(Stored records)
---+---
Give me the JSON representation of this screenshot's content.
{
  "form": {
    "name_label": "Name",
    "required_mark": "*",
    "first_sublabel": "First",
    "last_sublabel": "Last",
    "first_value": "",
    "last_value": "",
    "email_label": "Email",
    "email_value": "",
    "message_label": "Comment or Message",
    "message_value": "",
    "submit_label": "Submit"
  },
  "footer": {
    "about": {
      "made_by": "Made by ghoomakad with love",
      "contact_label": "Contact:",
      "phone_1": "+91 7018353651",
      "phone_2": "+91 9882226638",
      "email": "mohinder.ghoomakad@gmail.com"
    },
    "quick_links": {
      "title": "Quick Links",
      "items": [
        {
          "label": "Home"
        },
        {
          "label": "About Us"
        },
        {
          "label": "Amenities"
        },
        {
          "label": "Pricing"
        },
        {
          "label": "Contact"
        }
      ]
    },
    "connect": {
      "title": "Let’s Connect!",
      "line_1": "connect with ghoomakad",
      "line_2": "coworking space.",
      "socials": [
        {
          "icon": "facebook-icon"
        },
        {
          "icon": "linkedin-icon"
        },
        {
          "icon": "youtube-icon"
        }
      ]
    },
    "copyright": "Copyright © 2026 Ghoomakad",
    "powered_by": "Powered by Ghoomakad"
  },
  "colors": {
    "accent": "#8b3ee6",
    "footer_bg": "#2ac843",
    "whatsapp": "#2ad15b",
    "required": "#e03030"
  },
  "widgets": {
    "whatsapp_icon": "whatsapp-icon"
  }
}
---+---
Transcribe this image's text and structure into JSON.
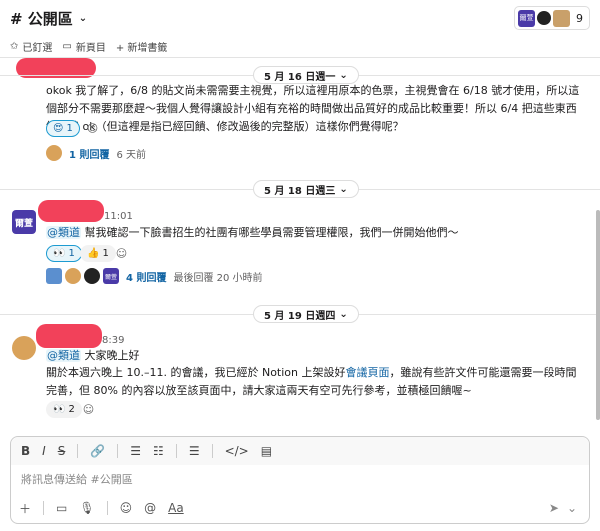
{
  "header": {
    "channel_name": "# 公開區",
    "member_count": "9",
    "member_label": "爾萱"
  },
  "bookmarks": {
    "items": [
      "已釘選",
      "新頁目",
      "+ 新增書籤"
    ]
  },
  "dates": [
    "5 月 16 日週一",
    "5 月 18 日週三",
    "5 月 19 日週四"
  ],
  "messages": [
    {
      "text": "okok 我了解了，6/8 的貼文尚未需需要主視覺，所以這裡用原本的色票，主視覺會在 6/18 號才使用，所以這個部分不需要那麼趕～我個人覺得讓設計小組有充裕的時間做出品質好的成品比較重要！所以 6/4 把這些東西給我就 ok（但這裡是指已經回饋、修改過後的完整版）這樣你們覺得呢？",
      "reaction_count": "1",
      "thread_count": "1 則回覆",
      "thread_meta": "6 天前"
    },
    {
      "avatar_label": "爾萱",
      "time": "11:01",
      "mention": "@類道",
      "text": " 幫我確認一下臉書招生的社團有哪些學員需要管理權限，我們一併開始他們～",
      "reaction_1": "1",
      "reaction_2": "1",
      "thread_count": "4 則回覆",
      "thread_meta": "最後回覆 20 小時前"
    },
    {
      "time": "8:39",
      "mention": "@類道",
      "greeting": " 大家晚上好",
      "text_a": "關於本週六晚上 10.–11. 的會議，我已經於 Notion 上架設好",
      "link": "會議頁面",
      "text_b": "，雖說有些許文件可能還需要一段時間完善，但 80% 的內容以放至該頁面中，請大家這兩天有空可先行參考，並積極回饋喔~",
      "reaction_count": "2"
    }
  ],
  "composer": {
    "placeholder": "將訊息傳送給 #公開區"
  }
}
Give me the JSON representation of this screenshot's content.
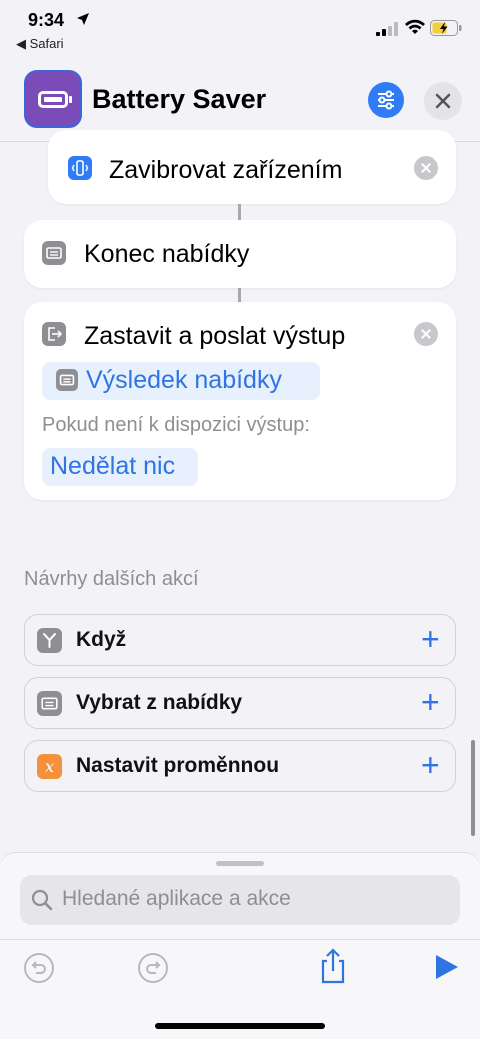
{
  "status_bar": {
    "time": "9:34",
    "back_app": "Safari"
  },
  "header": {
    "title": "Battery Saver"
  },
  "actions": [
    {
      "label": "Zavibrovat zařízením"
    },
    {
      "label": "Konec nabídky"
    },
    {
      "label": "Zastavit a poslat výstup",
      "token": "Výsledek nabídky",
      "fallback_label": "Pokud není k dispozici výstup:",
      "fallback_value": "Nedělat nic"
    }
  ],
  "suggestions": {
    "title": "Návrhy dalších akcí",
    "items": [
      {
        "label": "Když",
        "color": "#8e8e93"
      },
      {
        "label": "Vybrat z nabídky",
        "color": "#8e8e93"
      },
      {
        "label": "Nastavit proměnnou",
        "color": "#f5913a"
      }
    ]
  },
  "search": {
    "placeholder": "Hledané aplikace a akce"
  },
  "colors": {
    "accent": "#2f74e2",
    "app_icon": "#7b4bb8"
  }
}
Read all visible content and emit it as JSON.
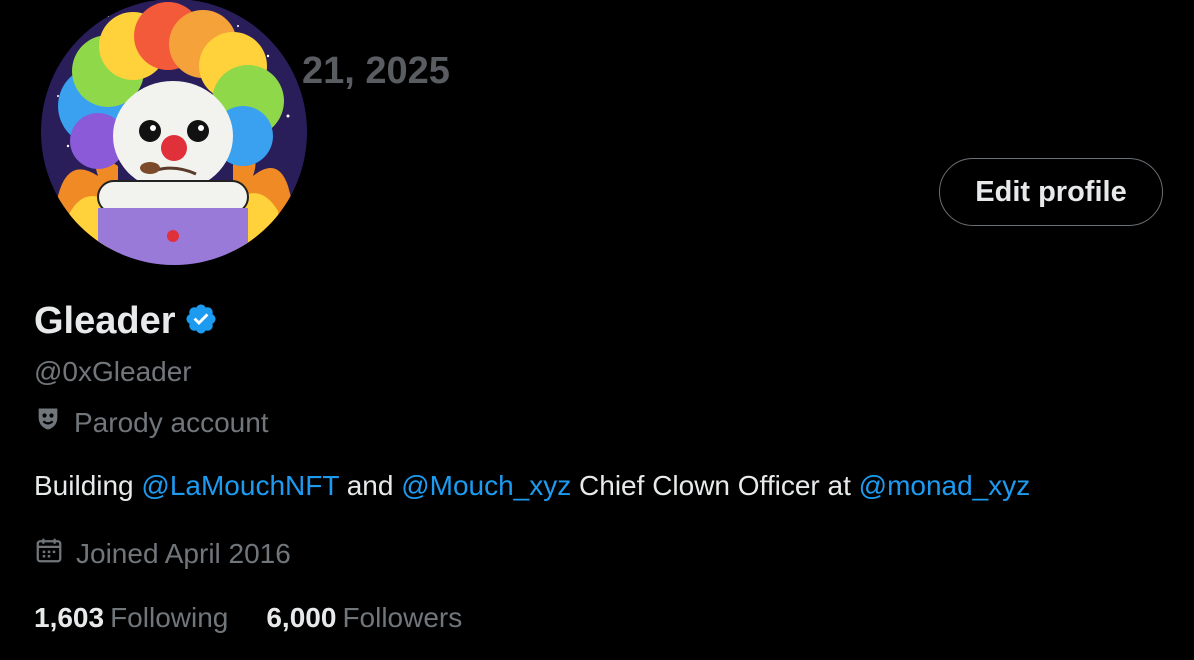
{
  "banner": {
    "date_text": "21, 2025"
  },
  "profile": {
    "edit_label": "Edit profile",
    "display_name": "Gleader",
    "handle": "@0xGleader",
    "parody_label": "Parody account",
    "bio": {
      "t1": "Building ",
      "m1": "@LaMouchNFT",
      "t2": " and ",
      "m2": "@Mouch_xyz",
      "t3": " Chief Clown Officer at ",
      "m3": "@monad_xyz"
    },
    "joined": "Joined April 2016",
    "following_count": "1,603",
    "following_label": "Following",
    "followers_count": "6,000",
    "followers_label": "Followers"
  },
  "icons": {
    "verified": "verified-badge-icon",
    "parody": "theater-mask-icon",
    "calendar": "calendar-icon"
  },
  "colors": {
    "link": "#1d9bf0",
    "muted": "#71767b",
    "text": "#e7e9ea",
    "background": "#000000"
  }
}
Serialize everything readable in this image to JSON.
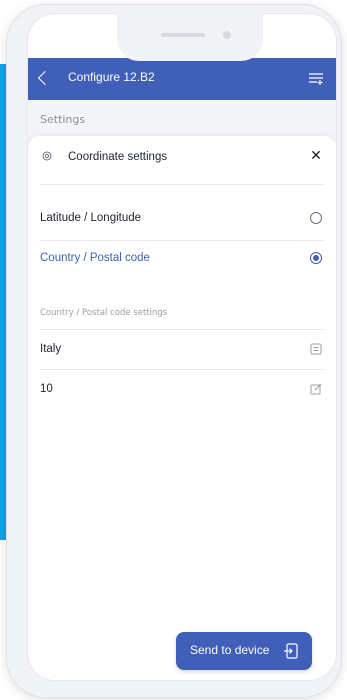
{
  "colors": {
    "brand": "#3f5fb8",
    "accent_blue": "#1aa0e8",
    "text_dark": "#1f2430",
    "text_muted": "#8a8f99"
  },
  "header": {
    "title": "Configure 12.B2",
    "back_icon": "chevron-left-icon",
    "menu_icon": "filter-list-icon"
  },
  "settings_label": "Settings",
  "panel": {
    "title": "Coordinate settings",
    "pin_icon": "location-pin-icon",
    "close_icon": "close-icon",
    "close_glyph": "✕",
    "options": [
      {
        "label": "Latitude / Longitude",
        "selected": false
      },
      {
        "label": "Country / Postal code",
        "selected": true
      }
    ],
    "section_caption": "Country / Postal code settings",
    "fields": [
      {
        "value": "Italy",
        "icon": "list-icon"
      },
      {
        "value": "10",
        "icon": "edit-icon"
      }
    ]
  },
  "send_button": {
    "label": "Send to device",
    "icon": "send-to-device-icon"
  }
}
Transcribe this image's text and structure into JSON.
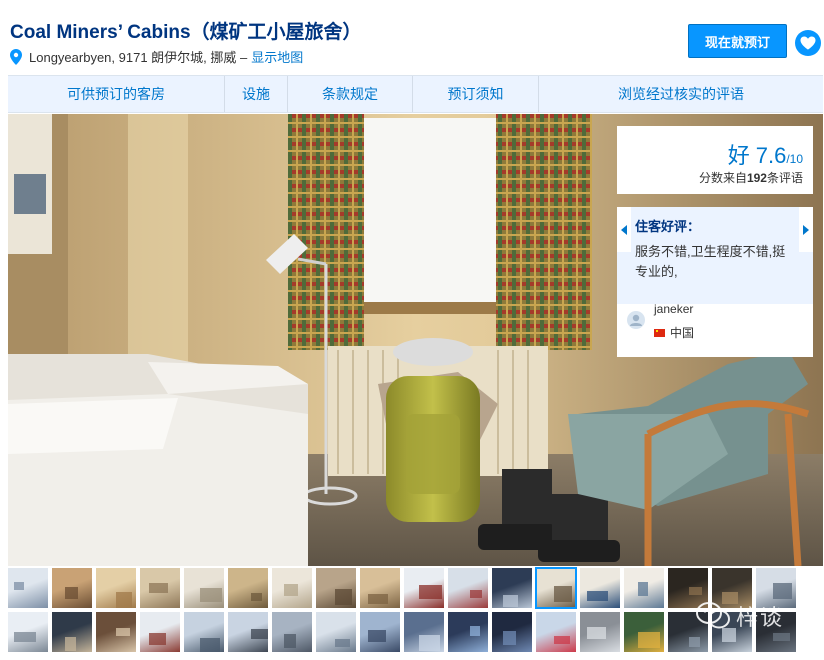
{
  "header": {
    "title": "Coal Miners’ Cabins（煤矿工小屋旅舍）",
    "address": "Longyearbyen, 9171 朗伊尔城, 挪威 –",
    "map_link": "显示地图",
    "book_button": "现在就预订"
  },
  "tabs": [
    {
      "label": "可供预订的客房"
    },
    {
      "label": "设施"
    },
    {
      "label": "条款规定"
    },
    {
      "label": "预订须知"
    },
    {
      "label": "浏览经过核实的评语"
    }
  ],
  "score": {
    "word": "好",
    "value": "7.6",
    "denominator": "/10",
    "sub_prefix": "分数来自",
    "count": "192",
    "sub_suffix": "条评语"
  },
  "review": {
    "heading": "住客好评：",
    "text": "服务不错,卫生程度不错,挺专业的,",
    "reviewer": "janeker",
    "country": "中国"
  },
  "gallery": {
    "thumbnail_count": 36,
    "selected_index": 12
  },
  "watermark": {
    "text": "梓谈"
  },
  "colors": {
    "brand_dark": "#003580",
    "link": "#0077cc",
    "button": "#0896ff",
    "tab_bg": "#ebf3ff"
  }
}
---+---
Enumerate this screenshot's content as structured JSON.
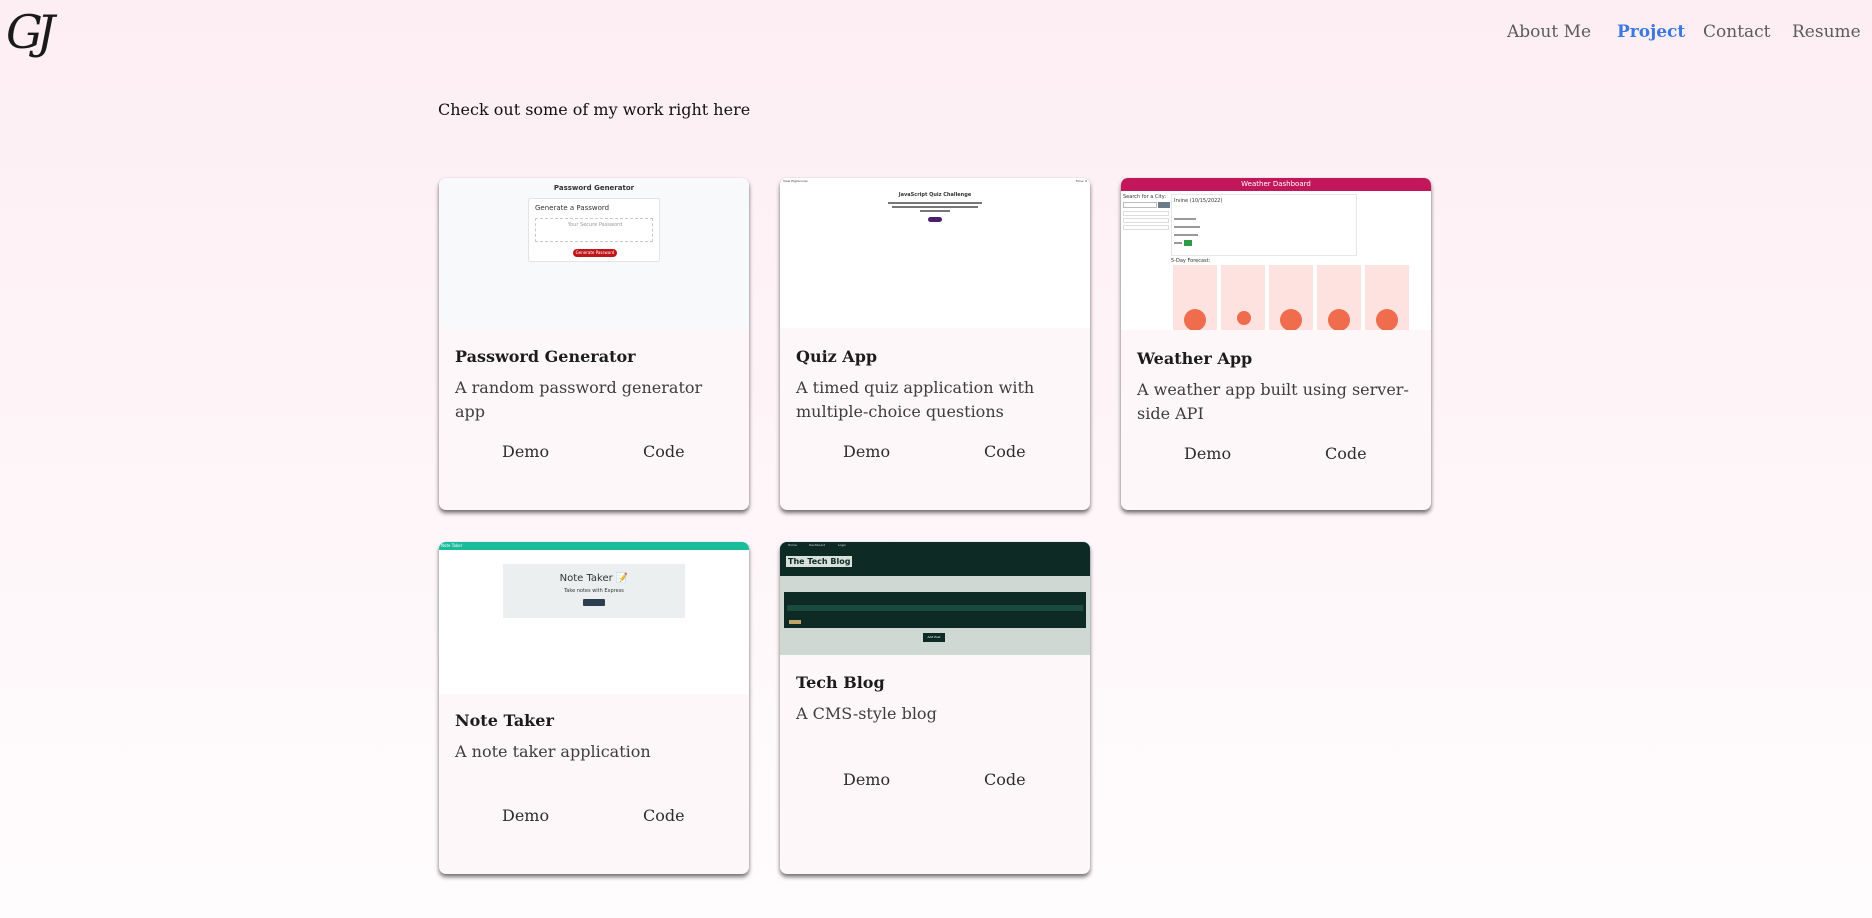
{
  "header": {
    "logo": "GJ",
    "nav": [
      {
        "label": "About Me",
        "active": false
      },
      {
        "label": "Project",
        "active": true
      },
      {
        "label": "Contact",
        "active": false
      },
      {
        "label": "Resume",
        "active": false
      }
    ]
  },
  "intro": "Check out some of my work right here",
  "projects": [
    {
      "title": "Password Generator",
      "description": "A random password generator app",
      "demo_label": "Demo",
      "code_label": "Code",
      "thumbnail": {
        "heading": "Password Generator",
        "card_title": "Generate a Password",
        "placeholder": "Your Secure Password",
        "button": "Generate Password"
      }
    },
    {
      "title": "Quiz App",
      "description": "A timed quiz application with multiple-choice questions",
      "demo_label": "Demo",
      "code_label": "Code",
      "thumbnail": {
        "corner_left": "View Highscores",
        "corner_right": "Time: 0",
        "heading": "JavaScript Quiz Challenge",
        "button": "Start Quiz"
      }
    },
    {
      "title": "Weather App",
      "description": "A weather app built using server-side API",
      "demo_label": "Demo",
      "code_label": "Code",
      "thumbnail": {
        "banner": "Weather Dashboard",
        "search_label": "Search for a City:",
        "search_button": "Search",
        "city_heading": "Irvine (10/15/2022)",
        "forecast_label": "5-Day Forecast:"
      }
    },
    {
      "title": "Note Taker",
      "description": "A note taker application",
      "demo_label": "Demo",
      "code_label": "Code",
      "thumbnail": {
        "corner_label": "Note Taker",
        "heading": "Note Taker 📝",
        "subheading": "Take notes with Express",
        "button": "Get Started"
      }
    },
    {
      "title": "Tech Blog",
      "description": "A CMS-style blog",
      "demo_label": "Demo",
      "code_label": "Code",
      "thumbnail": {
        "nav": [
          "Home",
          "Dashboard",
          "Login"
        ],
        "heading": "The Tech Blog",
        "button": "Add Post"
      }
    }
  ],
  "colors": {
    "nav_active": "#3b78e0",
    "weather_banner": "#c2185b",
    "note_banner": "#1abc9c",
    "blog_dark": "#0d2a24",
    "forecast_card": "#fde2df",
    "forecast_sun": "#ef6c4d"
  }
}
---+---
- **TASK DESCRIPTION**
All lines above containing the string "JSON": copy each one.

- **SOLUTION TO THIS EXERCISE**
Give me the JSON representation of this screenshot's content.
Transcribe this image's text and structure into JSON.
Give me the JSON representation of this screenshot's content.
Read all visible content and emit it as JSON.
Serialize everything readable in this image to JSON.
Transcribe this image's text and structure into JSON.
Enumerate this screenshot's content as structured JSON.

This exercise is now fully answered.